--- EXERCISE DATA Enclosed Below ---

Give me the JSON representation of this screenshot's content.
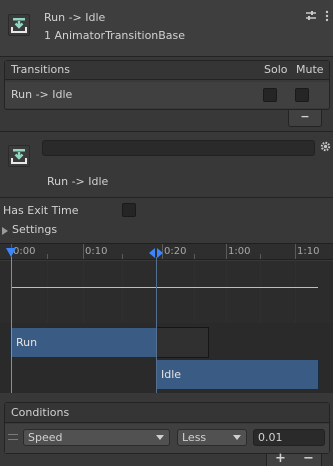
{
  "header": {
    "title": "Run -> Idle",
    "subtitle": "1 AnimatorTransitionBase"
  },
  "transitions": {
    "heading": "Transitions",
    "solo_label": "Solo",
    "mute_label": "Mute",
    "items": [
      {
        "label": "Run -> Idle",
        "solo": false,
        "mute": false
      }
    ],
    "remove_label": "−"
  },
  "transition": {
    "name_value": "",
    "label": "Run -> Idle"
  },
  "settings": {
    "has_exit_time_label": "Has Exit Time",
    "has_exit_time": false,
    "settings_label": "Settings"
  },
  "timeline": {
    "ruler_labels": [
      "0:00",
      "0:10",
      "0:20",
      "1:00",
      "1:10"
    ],
    "from_state": "Run",
    "to_state": "Idle",
    "track_color": "#3a5b83",
    "playhead_color": "#3a86ff"
  },
  "conditions": {
    "heading": "Conditions",
    "items": [
      {
        "parameter": "Speed",
        "mode": "Less",
        "threshold": "0.01"
      }
    ],
    "add_label": "+",
    "remove_label": "−"
  }
}
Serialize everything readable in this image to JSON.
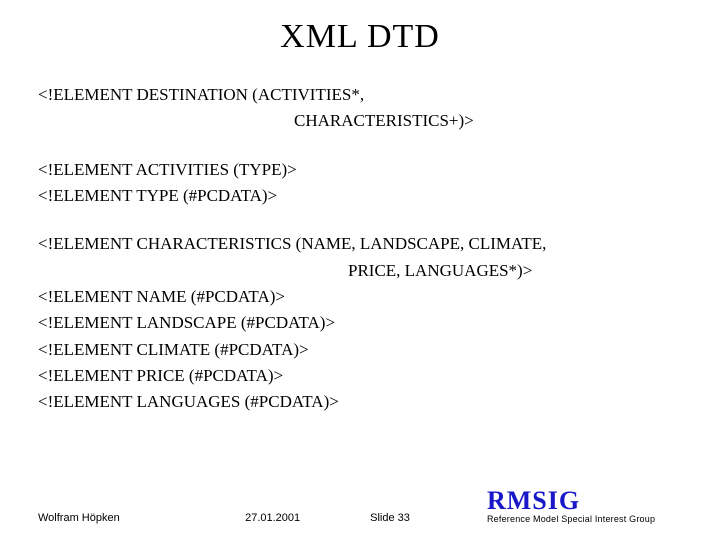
{
  "title": "XML DTD",
  "lines": {
    "l1": "<!ELEMENT DESTINATION (ACTIVITIES*,",
    "l2": "CHARACTERISTICS+)>",
    "l3": "<!ELEMENT ACTIVITIES (TYPE)>",
    "l4": "<!ELEMENT TYPE (#PCDATA)>",
    "l5": "<!ELEMENT CHARACTERISTICS (NAME, LANDSCAPE, CLIMATE,",
    "l6": "PRICE, LANGUAGES*)>",
    "l7": "<!ELEMENT NAME (#PCDATA)>",
    "l8": "<!ELEMENT LANDSCAPE (#PCDATA)>",
    "l9": "<!ELEMENT CLIMATE (#PCDATA)>",
    "l10": "<!ELEMENT PRICE (#PCDATA)>",
    "l11": "<!ELEMENT LANGUAGES (#PCDATA)>"
  },
  "footer": {
    "author": "Wolfram Höpken",
    "date": "27.01.2001",
    "slide": "Slide 33",
    "logo": "RMSIG",
    "logo_sub": "Reference Model Special Interest Group"
  }
}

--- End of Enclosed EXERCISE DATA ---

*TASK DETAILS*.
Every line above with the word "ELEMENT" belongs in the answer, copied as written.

*ANSWER BELOW*.
    "l1": "<!ELEMENT DESTINATION (ACTIVITIES*,",
    "l3": "<!ELEMENT ACTIVITIES (TYPE)>",
    "l4": "<!ELEMENT TYPE (#PCDATA)>",
    "l5": "<!ELEMENT CHARACTERISTICS (NAME, LANDSCAPE, CLIMATE,",
    "l7": "<!ELEMENT NAME (#PCDATA)>",
    "l8": "<!ELEMENT LANDSCAPE (#PCDATA)>",
    "l9": "<!ELEMENT CLIMATE (#PCDATA)>",
    "l10": "<!ELEMENT PRICE (#PCDATA)>",
    "l11": "<!ELEMENT LANGUAGES (#PCDATA)>"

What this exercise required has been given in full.